- _Task requirements_:
From the listing below, tally the lines that include "price". Return only the total.

Supplied data Block Start

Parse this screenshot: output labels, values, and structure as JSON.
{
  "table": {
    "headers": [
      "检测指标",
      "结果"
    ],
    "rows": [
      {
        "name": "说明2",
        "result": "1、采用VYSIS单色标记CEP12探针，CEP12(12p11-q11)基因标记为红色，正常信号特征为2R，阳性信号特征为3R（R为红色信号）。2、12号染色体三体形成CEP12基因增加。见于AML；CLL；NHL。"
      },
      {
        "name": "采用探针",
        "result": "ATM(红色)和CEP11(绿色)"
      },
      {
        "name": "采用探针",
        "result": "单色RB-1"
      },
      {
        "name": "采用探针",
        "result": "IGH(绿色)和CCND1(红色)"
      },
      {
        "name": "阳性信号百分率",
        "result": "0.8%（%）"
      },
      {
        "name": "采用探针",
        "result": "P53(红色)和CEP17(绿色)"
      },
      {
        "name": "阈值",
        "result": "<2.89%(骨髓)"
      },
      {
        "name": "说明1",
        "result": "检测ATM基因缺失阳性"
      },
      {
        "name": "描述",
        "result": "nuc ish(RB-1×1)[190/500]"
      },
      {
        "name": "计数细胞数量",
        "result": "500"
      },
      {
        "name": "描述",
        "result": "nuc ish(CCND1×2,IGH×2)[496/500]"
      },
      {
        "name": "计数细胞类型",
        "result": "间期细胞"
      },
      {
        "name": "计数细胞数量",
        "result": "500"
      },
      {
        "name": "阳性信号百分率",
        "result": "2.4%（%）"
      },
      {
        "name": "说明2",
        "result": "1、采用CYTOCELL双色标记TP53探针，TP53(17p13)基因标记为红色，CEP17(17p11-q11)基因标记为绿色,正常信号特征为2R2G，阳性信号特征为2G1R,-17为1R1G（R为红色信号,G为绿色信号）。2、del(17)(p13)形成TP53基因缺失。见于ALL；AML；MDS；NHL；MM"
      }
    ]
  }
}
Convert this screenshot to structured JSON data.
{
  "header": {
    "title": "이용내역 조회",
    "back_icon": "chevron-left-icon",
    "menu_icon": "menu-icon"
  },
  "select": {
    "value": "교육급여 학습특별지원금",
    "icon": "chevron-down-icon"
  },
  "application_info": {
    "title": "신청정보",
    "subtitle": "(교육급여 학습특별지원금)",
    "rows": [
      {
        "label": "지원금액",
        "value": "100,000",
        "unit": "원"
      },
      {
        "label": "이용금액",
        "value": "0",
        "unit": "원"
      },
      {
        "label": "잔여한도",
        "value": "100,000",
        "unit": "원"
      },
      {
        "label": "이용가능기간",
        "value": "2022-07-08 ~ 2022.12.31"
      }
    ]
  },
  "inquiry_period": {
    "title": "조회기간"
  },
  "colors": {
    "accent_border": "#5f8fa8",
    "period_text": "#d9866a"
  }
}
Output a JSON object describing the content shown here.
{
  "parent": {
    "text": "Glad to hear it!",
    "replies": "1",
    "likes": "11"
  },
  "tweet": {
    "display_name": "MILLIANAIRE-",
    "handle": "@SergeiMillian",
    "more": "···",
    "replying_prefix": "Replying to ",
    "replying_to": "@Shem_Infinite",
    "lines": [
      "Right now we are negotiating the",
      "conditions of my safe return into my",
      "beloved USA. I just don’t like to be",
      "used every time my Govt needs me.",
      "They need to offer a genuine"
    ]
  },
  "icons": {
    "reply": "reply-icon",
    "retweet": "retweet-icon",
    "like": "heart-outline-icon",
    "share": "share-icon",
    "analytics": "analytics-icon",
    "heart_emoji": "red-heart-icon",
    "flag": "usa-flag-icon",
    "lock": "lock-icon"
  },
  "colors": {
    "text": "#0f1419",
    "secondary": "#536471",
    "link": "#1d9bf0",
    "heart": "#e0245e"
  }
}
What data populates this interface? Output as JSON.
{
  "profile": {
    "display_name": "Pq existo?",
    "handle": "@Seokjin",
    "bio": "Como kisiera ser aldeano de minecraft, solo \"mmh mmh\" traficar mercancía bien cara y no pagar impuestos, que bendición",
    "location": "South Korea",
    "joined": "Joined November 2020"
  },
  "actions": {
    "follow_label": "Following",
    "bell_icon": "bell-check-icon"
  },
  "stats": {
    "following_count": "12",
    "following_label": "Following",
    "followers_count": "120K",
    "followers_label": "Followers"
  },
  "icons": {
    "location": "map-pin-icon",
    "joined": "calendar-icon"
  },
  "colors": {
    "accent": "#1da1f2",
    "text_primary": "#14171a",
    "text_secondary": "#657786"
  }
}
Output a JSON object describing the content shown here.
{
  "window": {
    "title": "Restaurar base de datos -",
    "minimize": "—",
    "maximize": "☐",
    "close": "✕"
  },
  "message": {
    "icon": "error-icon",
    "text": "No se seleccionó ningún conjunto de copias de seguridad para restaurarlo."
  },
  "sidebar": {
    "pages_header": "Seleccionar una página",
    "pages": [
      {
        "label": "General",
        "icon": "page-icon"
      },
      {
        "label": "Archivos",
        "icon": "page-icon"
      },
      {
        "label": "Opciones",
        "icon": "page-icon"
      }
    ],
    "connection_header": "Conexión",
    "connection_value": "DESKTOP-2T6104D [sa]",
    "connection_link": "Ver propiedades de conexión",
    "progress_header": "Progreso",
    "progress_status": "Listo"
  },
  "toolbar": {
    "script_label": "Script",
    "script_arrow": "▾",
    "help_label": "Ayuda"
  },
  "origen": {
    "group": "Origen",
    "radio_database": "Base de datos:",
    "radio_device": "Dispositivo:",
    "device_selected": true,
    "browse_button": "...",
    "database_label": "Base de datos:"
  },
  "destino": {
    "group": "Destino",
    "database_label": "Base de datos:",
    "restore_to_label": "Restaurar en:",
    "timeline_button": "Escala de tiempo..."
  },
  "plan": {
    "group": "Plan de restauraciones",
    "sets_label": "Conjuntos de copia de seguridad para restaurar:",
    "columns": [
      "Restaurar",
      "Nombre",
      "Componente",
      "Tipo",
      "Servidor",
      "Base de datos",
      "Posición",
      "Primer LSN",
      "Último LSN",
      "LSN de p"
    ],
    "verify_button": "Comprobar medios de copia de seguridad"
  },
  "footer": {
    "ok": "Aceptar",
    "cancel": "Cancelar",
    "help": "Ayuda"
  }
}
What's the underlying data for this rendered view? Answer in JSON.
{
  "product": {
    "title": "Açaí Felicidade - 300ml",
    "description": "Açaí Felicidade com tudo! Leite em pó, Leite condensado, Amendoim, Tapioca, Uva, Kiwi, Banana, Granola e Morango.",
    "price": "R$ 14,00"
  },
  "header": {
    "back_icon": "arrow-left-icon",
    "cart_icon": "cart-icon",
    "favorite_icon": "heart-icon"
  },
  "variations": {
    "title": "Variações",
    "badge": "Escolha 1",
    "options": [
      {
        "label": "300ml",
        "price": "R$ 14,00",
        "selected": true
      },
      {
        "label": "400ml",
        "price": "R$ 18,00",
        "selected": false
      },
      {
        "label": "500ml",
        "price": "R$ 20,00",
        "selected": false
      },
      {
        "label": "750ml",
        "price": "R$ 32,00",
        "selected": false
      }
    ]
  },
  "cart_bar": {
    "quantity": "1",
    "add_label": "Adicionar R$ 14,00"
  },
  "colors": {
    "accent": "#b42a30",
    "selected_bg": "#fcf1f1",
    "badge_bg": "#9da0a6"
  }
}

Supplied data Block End

- _Written response_:
5